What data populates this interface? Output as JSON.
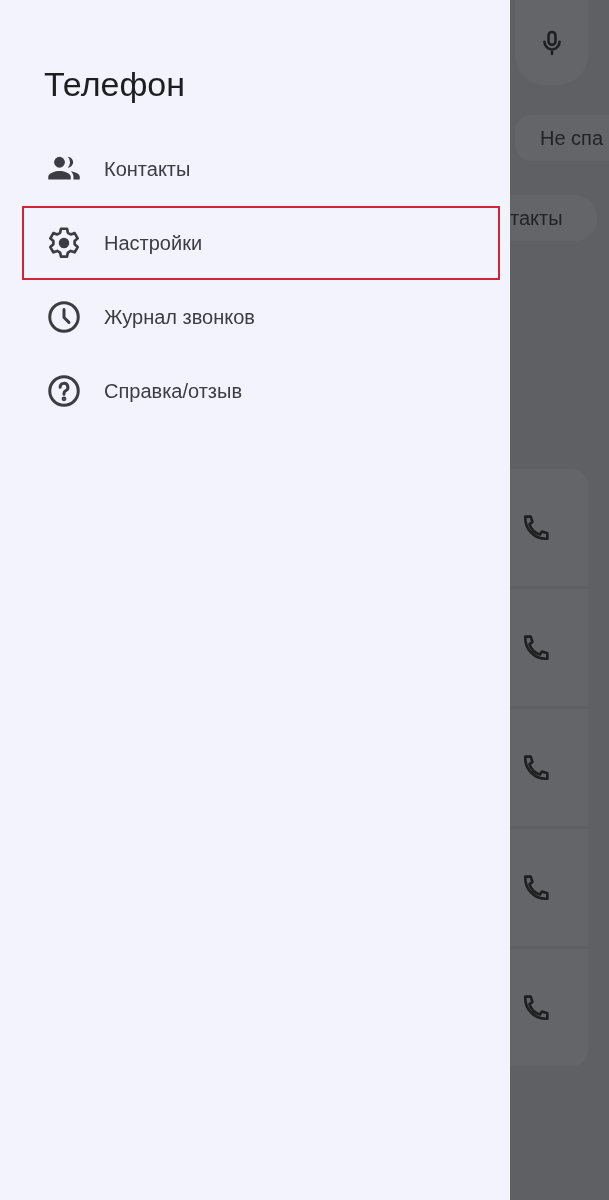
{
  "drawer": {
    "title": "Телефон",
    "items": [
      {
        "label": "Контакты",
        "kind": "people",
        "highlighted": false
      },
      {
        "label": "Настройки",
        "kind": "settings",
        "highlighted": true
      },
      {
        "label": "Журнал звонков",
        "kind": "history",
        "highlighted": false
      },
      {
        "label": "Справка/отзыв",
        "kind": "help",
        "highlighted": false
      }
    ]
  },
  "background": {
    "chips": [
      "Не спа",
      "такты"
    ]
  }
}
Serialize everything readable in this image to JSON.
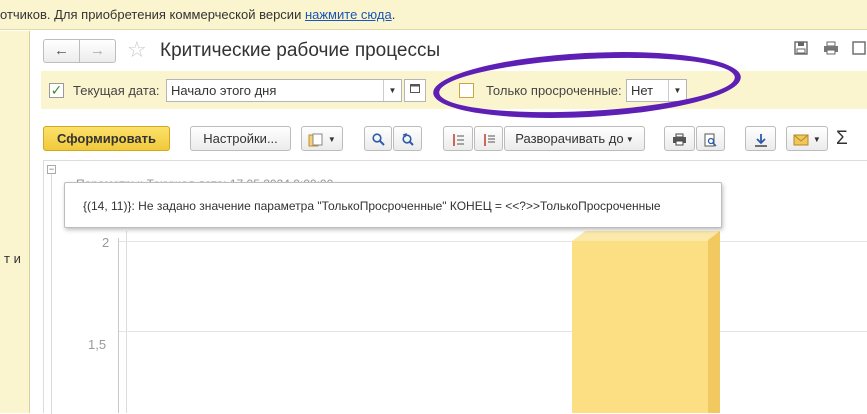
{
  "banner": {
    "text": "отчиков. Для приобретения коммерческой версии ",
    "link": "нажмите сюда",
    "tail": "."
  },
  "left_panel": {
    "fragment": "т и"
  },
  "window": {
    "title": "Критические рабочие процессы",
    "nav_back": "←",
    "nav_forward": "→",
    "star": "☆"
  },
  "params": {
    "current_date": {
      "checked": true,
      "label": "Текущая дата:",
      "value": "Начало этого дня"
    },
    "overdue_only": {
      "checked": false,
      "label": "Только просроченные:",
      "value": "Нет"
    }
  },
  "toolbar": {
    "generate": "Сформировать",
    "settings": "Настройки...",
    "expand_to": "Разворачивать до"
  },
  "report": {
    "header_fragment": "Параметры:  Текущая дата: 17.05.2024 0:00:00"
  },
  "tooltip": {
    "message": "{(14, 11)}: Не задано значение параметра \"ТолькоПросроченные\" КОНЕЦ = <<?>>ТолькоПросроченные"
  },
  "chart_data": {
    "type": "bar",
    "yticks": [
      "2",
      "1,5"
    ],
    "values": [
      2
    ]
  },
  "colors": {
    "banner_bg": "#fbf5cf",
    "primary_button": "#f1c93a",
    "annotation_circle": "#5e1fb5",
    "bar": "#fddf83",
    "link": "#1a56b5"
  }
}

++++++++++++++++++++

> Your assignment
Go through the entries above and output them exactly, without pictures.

> Solution for this task
What data populates this interface? Output as JSON.
{
  "drawer": {
    "title": "Телефон",
    "items": [
      {
        "label": "Контакты",
        "kind": "people",
        "highlighted": false
      },
      {
        "label": "Настройки",
        "kind": "settings",
        "highlighted": true
      },
      {
        "label": "Журнал звонков",
        "kind": "history",
        "highlighted": false
      },
      {
        "label": "Справка/отзыв",
        "kind": "help",
        "highlighted": false
      }
    ]
  },
  "background": {
    "chips": [
      "Не спа",
      "такты"
    ]
  }
}
Serialize everything readable in this image to JSON.
{
  "banner": {
    "text": "отчиков. Для приобретения коммерческой версии ",
    "link": "нажмите сюда",
    "tail": "."
  },
  "left_panel": {
    "fragment": "т и"
  },
  "window": {
    "title": "Критические рабочие процессы",
    "nav_back": "←",
    "nav_forward": "→",
    "star": "☆"
  },
  "params": {
    "current_date": {
      "checked": true,
      "label": "Текущая дата:",
      "value": "Начало этого дня"
    },
    "overdue_only": {
      "checked": false,
      "label": "Только просроченные:",
      "value": "Нет"
    }
  },
  "toolbar": {
    "generate": "Сформировать",
    "settings": "Настройки...",
    "expand_to": "Разворачивать до"
  },
  "report": {
    "header_fragment": "Параметры:  Текущая дата: 17.05.2024 0:00:00"
  },
  "tooltip": {
    "message": "{(14, 11)}: Не задано значение параметра \"ТолькоПросроченные\" КОНЕЦ = <<?>>ТолькоПросроченные"
  },
  "chart_data": {
    "type": "bar",
    "yticks": [
      "2",
      "1,5"
    ],
    "values": [
      2
    ]
  },
  "colors": {
    "banner_bg": "#fbf5cf",
    "primary_button": "#f1c93a",
    "annotation_circle": "#5e1fb5",
    "bar": "#fddf83",
    "link": "#1a56b5"
  }
}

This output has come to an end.